Sonobus is a free easy to use application and AUv3 plug-in for streaming high-quality, low-latency peer-to-peer audio between devices over the internet or a local network.

It can be used to stream one or more audio streams between networked devices (desktop and mobile) and can even be used to on an iPad or iPhone to stream to itself in order to get audio streams into and out of apps that support AUv3 but not IAA or Audiobus protocols.

At this writing (March 2021), Sonobus for iOS is available through a public beta through the Sonobus web site.

For fast low-latency connections between and iOS device and a MacOS device, you can establish a network connection over a direct USB connection. In order to do this, go to the System Preferences on your MacOS device and turn on Sharing→Content Caching and turn on the Internet Connection option. Now, if you connect your iPad/iPhone to your Mac using a USB cable (for lightning based devices, use your USB/Lightning charging cable).

You can use Sonobus to get audio into or out of an app that supports AUv3 plugins but doesn't support IAA or Audiobus. For instance, you can can pipe your guitar from AUM into NanoStudio 2 where you can then record the audio into something like MultiTrack Recorder or ENSO or another AUv3 looper/sampler to workaround NanoStudio 2's lack of audiotracks. You can also use it to get 'stems' out of GarageBand into AUM.

There are a few ways that you can set up self-sending.

Private Group. The simplest way is to use a Private Group. For the group name, enter the group name that all the Sonobus instances will connect to. For example, “myGarageBandSession”. For the Your Displayed Name field, it is useful to use an identifier that will let you recognize what track is being sent/received. If you are sending multiple streams (such as when you went to send multiple tracks out of GarageBand), you may want to use the instrument name. This method requires that wifi is active, but if you are self-sending the packets actually will stay local without going to the router.

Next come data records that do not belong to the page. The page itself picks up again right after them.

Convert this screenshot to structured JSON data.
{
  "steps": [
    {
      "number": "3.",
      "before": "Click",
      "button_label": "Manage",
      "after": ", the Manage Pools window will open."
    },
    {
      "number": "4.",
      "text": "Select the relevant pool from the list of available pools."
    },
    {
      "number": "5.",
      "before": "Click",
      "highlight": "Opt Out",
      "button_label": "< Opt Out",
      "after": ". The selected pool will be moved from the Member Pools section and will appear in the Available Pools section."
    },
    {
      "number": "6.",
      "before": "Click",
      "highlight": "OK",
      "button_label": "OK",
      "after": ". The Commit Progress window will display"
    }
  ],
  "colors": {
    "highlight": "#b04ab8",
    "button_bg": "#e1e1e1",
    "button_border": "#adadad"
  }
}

Connect to Raw Address. Sonobus will let you connect directly to another Sonobus instance directly even if wifi is turned off. For people that need to have wifi off, this method is convenient because you can enter use the address which means “send to the device I am on” which works even if wifi is off. When you tap on “Connect to Raw Address”, Sonobus displays the unique address of the instance you are editing. The unique local address consists of the device's IP number (which will look like something like a colon (:) and 5-digit number. The 5-digit number is called a port number. It allows each instance on the same device to have a unique identifier. When using Connect to Raw Address, you will enter as Host the IP address and port number of the Sonobus instance you want to connect to. Don't enter the the Local Address as the Host, use the Local Address of a different Sonobus instance. The IP number will be the same for both instances, but they will have different port numbers.

In an app such as AUM that supports multi-out AUv3 instances, you can stream multiple channels of audio through a single Sonobus stream rather than using an instance of Sonobus for each stream. The multi-channel send is more efficient than multiple single-channel sends.

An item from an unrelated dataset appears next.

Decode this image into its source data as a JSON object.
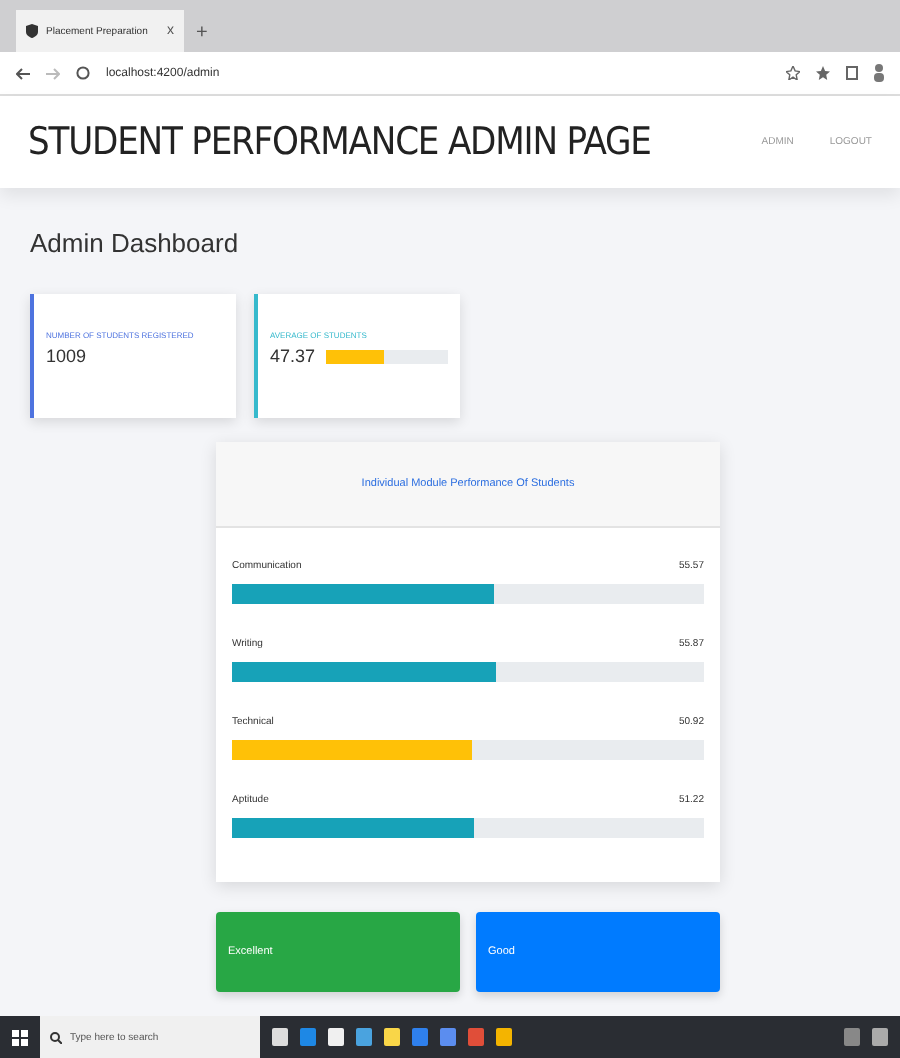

The steps below are for AUM but will work in any host that supports Multi-Bus AUv3s. Illustrations are shown in the next section.

  • In the sending app, create a channel strip that will hold the “master” Sonobus instance that will actually send the channels. Add Sonobus as an Effect node on this bus.
  • On each channel in your session that you want to send, add an effect node at the end of your effects chain and load Sonobus from the list of Mult-Bus Audio Unit Instances. Its name will be something like “Sonobus @A1:1” (which means something like the Sonobus on Audio Strip 1 in Node 1).
  • After adding all your Sonobus instances, set up the “Input Mixer” in the master Sonobus instance and then connect it to the world.

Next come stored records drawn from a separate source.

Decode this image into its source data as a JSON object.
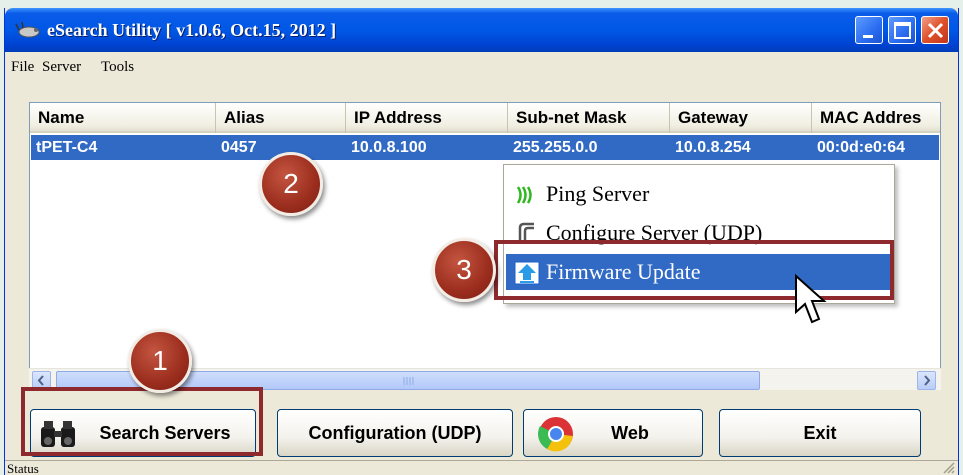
{
  "window": {
    "title": "eSearch Utility [ v1.0.6, Oct.15, 2012 ]",
    "controls": [
      "minimize",
      "maximize",
      "close"
    ]
  },
  "menu": [
    "File",
    "Server",
    "Tools"
  ],
  "table": {
    "columns": [
      "Name",
      "Alias",
      "IP Address",
      "Sub-net Mask",
      "Gateway",
      "MAC Addres"
    ],
    "rows": [
      [
        "tPET-C4",
        "0457",
        "10.0.8.100",
        "255.255.0.0",
        "10.0.8.254",
        "00:0d:e0:64"
      ]
    ],
    "selected_row": 0
  },
  "context_menu": {
    "items": [
      {
        "label": "Ping Server",
        "icon": "ping-wave-icon"
      },
      {
        "label": "Configure Server (UDP)",
        "icon": "configure-icon"
      },
      {
        "label": "Firmware Update",
        "icon": "upload-arrow-icon",
        "selected": true
      }
    ]
  },
  "buttons": {
    "search": "Search Servers",
    "configuration": "Configuration (UDP)",
    "web": "Web",
    "exit": "Exit"
  },
  "status": "Status",
  "annotations": {
    "step1": "1",
    "step2": "2",
    "step3": "3",
    "highlight_color": "#8e2a2e"
  },
  "colors": {
    "titlebar": "#0058e6",
    "selection": "#316ac5",
    "window_bg": "#ece9d8"
  }
}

Adding the Sonobus Instances

After you have added all your 'child' Sonobus instances, you should see something like this:

Notice that the child instances have numbers next to them that identify them as : 2, 3, 4. When you are setting up the Input Mixer in the master 2, 3, and 4 correspond to Aux 1, Aux 2, and Aux 3.

Setting up the Input Mixer in the Master Instance

In the master Sonobus instance that actually sends the audio out, you need to bring in each of the sources that you want to send out. In the Sonobus receivers, the receiver will be able to grab whichever of the sources are needed.

After you have added all your buses, you will have something like this:

MONITORING SETUP By default, each input is monitored by the main Sonobus instance (the sender) rather than on its own bus. It is usually convenient to have each input monitored on its original bus. The pictures below demonstrate how to set this up.

  • sonobus.txt
  • Last modified: 2021/04/03 03:17
  • by espiegel123